Use of original papers requires an appointment and is limited to the Archives' Washington, D.C., Research Center. Contact Reference Services for more information.
The papers of artist, photographer, museum director, anthropologist, and writer Robert Bruce Inverarity are dated circa 1840s-1997 and measure 12.7 linear feet. Biographical information, correspondence, writings and notes, subject files, art work, scrapbooks, sound recordings, printed material and photographs. These document Inverarity's work as Director of the Federal Art Project in Seattle and Director of the Art and Craft Project for the State of Washington, as well as his own work as an artist, photographer, museum director, anthropologist, and writer. Nineteenth century material consists of a Japanese print, printed material, and photographs.
Robert Bruce Inverarity papers, circa 1840s-1997. Archives of American Art, Smithsonian Institution.
Microfilm reels 1121, 1130, NDA 16, & D/NDA/I available at Archives of American Art offices and through interlibrary loan.
Originals of most of the drawings and sketches loaned by Mr. Inverarity were returned to him after filming and were not subsequently donated. This material is available on 35 mm microfilm reel D/NDA/I, frames 392-409.
Robert Bruce Inverarity (1909-1999) was a painter, sculptor, illustrator, lithographer, etcher, lecturer, museum director, author, puppeteer, and state director of the Federal Art Project from Seattle, Washington and La Jolla, California. Studied at the University of Washington, Fremont University, and with Kazue Yamagishi and Mark Tobey. Exhibited in one-man shows and group exhibitions in the U.S. and Canada. Was director of the Museum of International Folk Art (1949-1954), the Adirondack Museum (1954-1965), and the Philadelphia Maritime Museum (1969-1976). He is the author/illustrator of "Blockprinting and Stencilling," and a "Manual of Puppetry."
Robert Bruce Inverarity donated his papers to the Archives in several installments between 1965 and 1993. Additional papers were received from his estate in 1999. He also loaned a small number of additional drawings and sketches for microfilming which were returned to him.

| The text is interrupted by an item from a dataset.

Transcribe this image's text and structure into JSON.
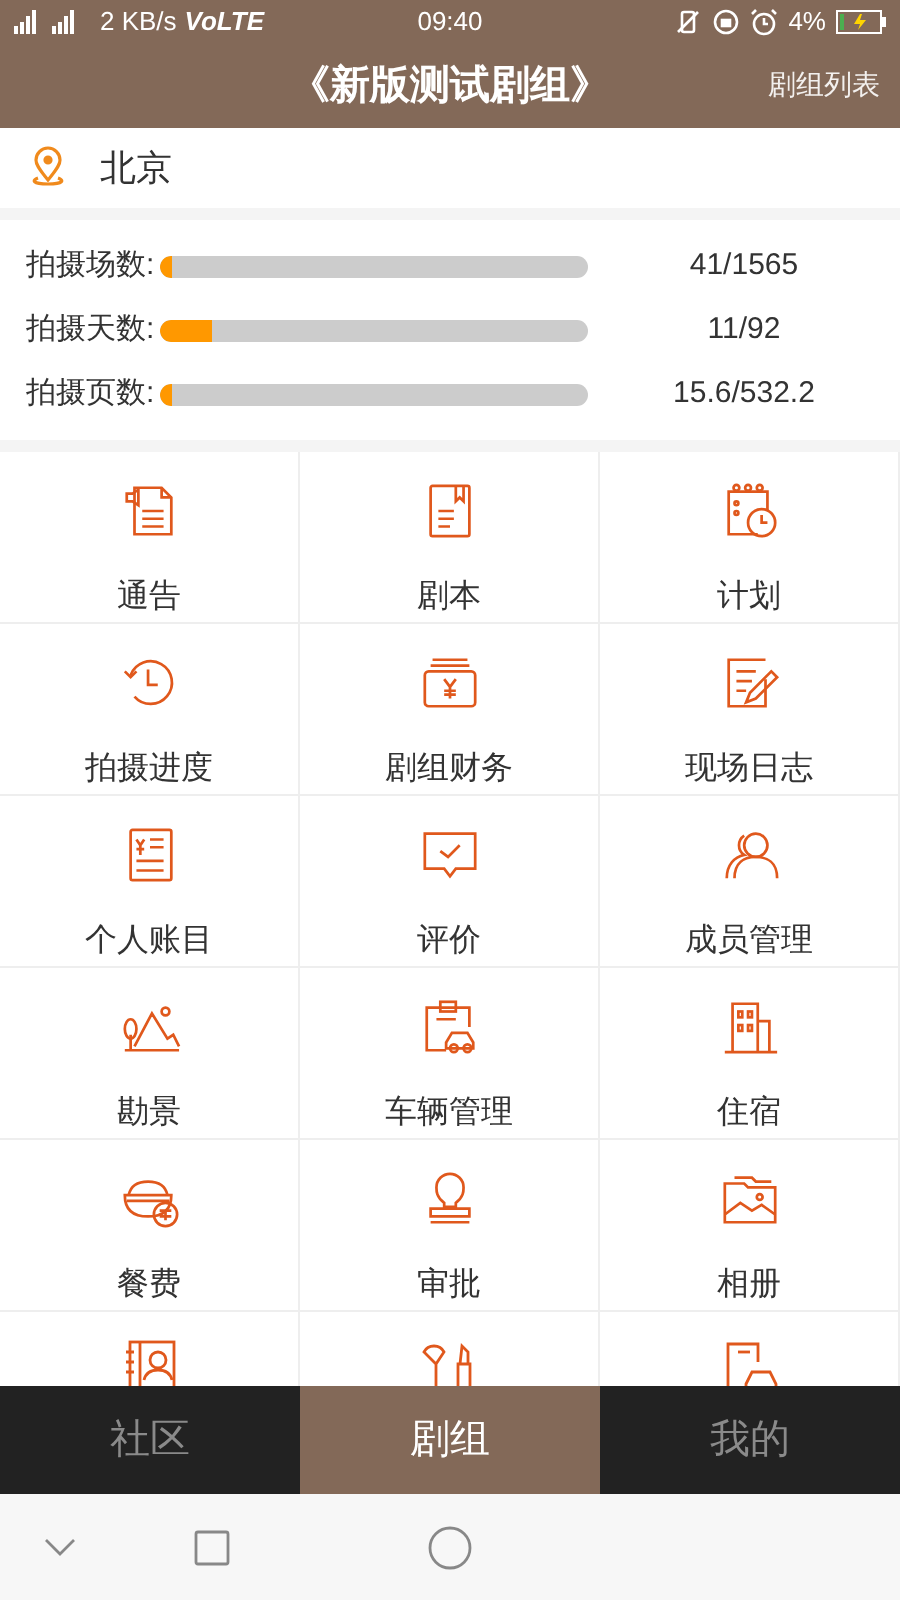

A few of these drawings were included with the papers he subsequently donated to the Archives of American Art.
Archives of American Art, Smithsonian Institution, 750 9th St. NW, Washington, D.C. 20001